- Pornhub has a bundle now, Disney+ style Thursday 11:27 PM
- Jacob Wohl’s dad is selling horny calendars of himself for the soldiers Thursday 11:10 PM
- Amanda Palmer dragged for ‘demanding’ coverage of her music Thursday 8:33 PM
- How to get free TikTok followers without downloading a virus Thursday 7:57 PM
- Trump Jr.s ‘Triggered’ topped best-seller’s list with help of RNC Thursday 7:41 PM
- FBI raided millionaire YouTuber’s home, allegedly took everything Thursday 6:55 PM
- A fake Labour party website is spreading disinformation in Britain Thursday 6:16 PM
- Twitter bans cricket club for posting ISIS content in apparent hack Thursday 6:12 PM
- This dad remade his daughter’s NSFW photo—and people are loving it Thursday 5:51 PM
- Teen allegedly posted ‘slave for sale’ Craigslist ad featuring his Black classmate Thursday 5:28 PM
- People are crushed that this teen love story might be a TikTok ‘joke’ Thursday 4:50 PM
- Is Jacob Wohl evading his Twitter ban with Jack Burkman’s account? Thursday 2:06 PM
- Biden’s most perplexing debate answers, explained Thursday 2:03 PM
- How to stream Colts vs. Texans on Thursday Night Football Thursday 12:52 PM
- Netflix drops ‘A Christmas Prince: The Royal Baby’ trailer Thursday 12:43 PM
Talking to your Amazon Alexa is cool, but sometimes her responses can be robotic. (Just because she’s an AI doesn’t mean she has to sound like an AI, right?) Amazon hopes to change that by giving developers the ability to hone Alexa’s responses with “a wider range of natural expression.”
Amazon recently announced five new tools developers can use to integrate more human-like details into their Alexa responses. Third-party developers can now adjust the volume and pitch of Alexa’s speech. They can also adjust how fast she speaks, or add emphasis to certain words. Developers can instruct Alexa to whisper responses, or “bleep” out expletives. These tools are part of a standardized language Amazon uses called SSML, or Speech Synthesis Markup Language.

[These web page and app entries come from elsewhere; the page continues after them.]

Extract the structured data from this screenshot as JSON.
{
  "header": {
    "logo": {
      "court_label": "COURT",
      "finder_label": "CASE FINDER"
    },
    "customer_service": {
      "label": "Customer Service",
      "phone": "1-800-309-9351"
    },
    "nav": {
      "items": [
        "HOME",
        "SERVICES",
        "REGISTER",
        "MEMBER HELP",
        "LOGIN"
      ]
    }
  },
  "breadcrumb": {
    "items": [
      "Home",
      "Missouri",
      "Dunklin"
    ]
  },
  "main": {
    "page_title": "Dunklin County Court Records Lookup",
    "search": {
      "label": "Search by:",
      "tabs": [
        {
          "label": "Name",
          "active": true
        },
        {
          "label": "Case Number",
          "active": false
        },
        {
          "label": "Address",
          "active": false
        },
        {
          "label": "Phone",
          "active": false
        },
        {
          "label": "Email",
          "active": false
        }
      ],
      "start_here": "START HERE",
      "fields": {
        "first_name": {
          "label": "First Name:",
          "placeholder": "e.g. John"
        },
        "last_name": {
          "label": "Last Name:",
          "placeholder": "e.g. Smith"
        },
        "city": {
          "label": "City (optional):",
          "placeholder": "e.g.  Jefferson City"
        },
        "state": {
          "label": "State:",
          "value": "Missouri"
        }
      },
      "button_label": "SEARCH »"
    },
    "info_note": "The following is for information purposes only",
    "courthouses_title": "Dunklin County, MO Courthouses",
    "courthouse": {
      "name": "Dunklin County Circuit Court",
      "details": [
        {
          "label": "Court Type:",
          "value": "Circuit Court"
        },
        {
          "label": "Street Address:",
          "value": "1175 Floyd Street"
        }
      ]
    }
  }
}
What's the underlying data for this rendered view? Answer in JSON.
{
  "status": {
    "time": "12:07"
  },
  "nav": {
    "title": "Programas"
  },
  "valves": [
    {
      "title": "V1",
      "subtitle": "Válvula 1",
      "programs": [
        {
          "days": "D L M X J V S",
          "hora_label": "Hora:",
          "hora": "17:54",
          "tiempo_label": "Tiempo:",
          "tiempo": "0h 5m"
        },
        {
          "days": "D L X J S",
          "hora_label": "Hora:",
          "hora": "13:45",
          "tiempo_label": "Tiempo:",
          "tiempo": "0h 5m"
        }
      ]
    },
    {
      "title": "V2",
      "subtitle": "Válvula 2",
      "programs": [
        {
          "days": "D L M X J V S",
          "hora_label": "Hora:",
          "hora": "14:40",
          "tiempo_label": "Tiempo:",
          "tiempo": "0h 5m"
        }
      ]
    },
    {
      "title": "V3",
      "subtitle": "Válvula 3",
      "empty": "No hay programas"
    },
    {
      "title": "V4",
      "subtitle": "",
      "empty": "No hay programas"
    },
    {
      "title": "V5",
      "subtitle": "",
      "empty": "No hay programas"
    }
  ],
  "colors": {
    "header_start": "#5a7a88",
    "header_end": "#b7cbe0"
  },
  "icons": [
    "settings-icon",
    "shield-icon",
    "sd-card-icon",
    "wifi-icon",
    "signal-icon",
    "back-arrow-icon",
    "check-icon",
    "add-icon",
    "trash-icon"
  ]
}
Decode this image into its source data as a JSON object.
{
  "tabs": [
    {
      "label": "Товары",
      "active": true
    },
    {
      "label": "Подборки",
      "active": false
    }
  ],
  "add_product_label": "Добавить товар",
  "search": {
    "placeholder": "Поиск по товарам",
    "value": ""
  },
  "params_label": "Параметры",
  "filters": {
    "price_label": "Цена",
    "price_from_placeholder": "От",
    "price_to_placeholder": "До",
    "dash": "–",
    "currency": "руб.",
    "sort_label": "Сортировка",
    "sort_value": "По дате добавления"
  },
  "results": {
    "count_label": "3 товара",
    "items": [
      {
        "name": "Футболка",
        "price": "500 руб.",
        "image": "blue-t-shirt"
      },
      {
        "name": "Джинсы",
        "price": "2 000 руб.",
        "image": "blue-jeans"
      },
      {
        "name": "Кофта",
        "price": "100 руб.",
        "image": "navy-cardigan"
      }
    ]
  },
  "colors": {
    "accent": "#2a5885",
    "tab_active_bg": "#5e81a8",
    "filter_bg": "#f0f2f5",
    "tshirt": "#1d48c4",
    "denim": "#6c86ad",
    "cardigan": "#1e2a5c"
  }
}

Amazon already utilizes a bunch of these SSML abilities in Alexa’s personality-filled responses. Until now though, third-party app developers were more limited—responses they concocted had to be more cut-and-dry. Developers still can’t go wild with these markup tools, though. According to TechCrunch, Amazon will set limits as to how much devs can alter Alexa’s speech patterns. The goal is to make her sound more human, not transform her into a squeaking, bleeping monster. (Although maybe every once in a while, that’d be really funny—but that’s just me.)
Amazon also recently expanded Alexa’s understanding of local slang, specifically for its U.K. and German markets. Now, if U.K. app developers include the word “blimey” in a response, for example, Alexa will speak it with the appropriate intonations automatically.
It’s unclear how quickly developers will start integrating these features into their Alexa skills (if at all). If you use your Alexa for a wide variety of tasks though, it may be worth listening for changes in the coming weeks and months.
Christina Bonnington is a tech reporter who specializes in consumer gadgets, apps, and the trends shaping the technology industry. Her work has also appeared in Gizmodo, Wired, Refinery29, Slate, Bicycling, and Outside Magazine. She is based in the San Francisco Bay Area and has a background in electrical engineering.